Records contained in a dataset:
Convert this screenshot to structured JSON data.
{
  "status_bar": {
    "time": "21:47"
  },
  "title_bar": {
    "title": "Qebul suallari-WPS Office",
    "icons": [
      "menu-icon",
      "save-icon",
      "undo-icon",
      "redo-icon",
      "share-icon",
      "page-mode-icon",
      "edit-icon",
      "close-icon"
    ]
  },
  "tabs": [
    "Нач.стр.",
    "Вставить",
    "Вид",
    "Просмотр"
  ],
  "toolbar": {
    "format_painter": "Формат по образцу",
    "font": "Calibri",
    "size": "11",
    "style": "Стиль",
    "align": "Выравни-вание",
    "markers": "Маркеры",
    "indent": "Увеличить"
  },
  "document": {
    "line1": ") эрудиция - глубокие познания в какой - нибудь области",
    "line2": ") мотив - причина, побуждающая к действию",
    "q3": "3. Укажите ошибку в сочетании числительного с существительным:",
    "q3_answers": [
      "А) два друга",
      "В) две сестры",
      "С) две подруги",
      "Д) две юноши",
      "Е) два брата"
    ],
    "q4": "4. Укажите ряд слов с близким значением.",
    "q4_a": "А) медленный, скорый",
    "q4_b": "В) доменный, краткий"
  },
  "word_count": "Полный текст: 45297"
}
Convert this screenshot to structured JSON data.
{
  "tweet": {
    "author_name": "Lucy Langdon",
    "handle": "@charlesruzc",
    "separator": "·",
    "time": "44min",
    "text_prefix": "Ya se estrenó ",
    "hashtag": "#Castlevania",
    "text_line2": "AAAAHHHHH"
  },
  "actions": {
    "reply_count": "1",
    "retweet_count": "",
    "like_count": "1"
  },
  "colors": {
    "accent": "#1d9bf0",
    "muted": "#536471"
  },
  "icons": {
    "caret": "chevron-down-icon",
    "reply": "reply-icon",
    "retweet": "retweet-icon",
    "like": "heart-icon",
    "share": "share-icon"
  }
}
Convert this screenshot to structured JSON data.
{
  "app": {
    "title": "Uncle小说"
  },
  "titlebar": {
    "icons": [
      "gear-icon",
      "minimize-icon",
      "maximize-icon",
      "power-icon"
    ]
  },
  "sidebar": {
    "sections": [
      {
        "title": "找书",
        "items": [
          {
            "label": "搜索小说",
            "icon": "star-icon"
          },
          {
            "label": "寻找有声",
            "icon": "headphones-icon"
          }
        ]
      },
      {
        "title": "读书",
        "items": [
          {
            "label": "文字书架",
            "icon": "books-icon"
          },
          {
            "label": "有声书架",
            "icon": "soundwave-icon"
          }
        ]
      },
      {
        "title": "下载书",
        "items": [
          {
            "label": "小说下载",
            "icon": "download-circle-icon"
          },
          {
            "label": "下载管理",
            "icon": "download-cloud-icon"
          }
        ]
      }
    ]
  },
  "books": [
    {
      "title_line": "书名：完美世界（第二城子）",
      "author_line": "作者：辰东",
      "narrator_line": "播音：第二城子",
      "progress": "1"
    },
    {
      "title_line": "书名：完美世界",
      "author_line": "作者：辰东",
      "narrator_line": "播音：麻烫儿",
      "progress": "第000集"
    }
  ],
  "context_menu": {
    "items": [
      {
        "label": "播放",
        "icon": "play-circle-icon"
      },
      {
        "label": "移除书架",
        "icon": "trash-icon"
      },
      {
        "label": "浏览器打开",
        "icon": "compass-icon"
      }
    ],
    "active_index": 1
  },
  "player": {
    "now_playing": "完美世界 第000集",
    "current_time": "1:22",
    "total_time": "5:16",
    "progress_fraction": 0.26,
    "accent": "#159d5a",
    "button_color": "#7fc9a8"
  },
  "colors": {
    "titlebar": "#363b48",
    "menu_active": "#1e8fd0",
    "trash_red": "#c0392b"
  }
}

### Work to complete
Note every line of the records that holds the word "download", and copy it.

### Final answer
            "icon": "download-circle-icon"
            "icon": "download-cloud-icon"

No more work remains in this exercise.